Wearable sensor technologies (wearables) are a topic of great interest for the NIOSH Center for Direct Reading and Sensor Technologies (CDRST). The CDRST is one of the NIOSH National Occupational Research Agenda (NORA)Core and Specialty Programs. Wearables are used in several applications for everyday life both at home and at work. The adoption of these technologies for occupational health, safety, and wellbeing is increasing at a gradual but consistent pace as more sensor types are incorporated existing personal monitors. For decades personal monitors have provided data and ultimately information on the workers’ exposure and safety. Personal monitors have helped workers and health & safety professionals monitor many hazards, such as gas/vapor, aerosols, noise. Wearable sensors will be smaller, less intrusive, more ergonomically suitable, capable of extended operation without maintenance, and with specifically designed features for interaction and communication with workers. Wearable sensors will provide desired monitoring capabilities combined with interconnectivity with other monitoring modules and specific data storage, transfer, and processing features. Compared to personal monitors, wearable sensors will be linked conceptually to the body of the wearer reaching what can be called the wear-and-forget functionality. Wearable sensors can be categorized in two groups based on the target measurement of the sensing device: biological and physiological activities of the wearer, or monitoring the properties of the workplace environment. The latter category is pretty similar to the concept of personal exposure monitoring carried out by personal monitors already used for industrial hygiene and health and safety. The former is completely new dimension of health monitoring for the occupational environment and much closer to the use, current and future, of wearable sensors for the general population. How wearable technology is used in occupational safety and health research and practice is evolving. Wearable sensors can also be integral to programs that promote Total Worker Heath. As wearables become more common in the workplace, there are several things to consider prior to implementing a wearables program. This poster will provide recommendations on the decision-making process to implement a wearables program in a workplace based on specific needs and outcomes. Worker acceptance, best practices, ethical considerations, available technologies and applications, and data analysis and transformation of data into useful knowledge will be covered.
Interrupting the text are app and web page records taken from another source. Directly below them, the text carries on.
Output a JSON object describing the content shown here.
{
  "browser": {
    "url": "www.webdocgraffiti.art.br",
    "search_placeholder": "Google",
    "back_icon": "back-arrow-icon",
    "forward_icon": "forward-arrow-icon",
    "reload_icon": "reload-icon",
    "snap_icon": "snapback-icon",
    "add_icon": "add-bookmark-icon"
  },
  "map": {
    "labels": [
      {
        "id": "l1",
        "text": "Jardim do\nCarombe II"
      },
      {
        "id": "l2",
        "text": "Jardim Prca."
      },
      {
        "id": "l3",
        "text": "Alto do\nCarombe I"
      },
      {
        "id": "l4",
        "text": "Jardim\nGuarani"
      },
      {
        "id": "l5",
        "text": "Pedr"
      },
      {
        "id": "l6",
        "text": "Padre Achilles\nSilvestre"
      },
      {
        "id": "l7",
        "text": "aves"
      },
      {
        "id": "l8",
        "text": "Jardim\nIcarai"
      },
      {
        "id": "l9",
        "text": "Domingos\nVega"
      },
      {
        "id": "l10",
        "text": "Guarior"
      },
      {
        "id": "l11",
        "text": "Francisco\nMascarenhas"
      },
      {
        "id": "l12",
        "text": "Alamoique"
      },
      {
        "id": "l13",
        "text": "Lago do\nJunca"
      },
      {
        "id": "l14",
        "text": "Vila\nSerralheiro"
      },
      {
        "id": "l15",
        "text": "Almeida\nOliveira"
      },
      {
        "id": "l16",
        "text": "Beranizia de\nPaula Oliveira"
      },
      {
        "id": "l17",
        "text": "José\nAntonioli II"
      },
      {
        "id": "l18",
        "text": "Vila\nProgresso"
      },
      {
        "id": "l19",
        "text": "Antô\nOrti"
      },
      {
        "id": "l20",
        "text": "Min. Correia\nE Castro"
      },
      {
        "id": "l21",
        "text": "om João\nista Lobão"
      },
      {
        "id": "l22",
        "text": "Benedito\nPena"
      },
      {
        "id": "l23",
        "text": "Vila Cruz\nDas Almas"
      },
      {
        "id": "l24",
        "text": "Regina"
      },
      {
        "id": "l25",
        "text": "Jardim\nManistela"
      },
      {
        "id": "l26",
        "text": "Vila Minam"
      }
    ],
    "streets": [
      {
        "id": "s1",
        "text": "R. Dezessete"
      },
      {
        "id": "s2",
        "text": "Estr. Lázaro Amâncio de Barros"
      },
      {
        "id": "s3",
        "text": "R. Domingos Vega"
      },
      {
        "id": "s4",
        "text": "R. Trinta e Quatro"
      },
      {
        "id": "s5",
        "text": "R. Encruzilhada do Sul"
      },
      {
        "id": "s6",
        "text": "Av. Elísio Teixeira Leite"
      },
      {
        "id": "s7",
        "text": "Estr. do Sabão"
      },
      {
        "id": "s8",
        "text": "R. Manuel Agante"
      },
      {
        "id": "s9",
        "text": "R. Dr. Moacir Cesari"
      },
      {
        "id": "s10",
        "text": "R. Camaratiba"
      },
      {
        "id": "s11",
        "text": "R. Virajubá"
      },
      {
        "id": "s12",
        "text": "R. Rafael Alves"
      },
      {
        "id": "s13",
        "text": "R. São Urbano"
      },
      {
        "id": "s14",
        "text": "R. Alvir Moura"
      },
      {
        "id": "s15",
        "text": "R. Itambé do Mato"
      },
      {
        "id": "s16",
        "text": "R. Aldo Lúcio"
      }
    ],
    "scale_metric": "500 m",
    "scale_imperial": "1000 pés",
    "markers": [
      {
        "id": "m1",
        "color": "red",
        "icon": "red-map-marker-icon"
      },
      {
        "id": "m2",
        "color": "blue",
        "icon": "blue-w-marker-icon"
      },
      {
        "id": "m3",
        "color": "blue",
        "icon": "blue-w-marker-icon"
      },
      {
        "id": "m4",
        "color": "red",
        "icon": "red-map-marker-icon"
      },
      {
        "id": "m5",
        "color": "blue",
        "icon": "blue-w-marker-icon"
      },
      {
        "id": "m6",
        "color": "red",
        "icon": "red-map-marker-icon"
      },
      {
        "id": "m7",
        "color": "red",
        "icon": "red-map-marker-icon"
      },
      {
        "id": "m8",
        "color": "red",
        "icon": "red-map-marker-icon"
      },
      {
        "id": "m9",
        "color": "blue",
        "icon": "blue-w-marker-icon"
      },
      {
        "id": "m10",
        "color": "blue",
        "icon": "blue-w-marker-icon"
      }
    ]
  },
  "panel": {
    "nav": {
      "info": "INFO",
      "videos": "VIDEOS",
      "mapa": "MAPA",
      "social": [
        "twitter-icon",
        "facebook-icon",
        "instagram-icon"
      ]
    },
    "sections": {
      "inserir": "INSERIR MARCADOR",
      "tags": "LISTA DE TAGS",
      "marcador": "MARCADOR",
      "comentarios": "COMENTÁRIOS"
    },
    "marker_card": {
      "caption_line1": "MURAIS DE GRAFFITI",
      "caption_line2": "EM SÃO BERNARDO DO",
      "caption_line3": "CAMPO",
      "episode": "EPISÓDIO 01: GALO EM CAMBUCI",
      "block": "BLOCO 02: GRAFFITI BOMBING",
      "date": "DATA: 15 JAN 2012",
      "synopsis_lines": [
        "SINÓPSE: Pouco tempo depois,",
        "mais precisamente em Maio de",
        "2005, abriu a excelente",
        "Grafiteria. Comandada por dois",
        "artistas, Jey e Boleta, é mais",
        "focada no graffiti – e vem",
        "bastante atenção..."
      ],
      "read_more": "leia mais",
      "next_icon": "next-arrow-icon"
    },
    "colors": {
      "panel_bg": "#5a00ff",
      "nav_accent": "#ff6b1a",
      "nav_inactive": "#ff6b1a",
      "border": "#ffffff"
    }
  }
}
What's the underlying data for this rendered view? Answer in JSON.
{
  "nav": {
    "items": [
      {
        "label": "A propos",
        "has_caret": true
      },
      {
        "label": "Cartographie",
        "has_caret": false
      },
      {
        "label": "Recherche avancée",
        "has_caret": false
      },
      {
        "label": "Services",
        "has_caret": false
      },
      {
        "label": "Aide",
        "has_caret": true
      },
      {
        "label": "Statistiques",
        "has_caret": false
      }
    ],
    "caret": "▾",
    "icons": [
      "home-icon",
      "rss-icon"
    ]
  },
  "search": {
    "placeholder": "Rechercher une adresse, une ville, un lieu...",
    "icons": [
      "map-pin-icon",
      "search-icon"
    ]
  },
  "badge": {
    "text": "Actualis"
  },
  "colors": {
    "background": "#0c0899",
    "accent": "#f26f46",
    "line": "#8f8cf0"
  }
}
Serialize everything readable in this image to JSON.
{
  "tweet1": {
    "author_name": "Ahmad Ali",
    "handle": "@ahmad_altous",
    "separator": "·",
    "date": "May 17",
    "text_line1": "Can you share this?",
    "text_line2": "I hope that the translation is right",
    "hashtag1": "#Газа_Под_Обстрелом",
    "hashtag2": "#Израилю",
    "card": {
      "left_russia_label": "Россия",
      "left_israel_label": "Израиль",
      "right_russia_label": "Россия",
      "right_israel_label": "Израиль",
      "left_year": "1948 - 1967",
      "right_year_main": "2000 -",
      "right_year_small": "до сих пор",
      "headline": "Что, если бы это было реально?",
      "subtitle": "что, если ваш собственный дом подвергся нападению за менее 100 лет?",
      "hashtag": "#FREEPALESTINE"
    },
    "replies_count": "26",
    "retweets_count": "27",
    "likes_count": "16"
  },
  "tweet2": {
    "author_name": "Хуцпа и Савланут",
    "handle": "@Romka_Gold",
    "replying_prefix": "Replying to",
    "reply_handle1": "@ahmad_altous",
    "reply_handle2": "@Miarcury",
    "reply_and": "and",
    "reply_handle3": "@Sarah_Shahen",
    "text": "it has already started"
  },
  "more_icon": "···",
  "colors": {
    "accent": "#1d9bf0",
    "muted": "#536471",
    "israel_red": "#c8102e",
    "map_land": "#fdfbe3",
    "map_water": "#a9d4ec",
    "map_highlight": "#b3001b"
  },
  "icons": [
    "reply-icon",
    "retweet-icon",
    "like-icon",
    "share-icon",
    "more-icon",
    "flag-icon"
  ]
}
Tags: Agriculture; forestry; fishing, Applicable to all occupations/industries, Applied research, Comprehensive Approaches to Healthy Work Design and Well-Being, Construction, Hazardous Work Environments and Safety, Health care and social assistance, Manufacturing, Mining, Oil and gas extraction, Public safety, Research and Intervention Methods, Research Methodology, Services, Total Worker Health, Transportation; warehousing; and utilities, Wholesale and retail trade, Workplace Injuries and Illnesses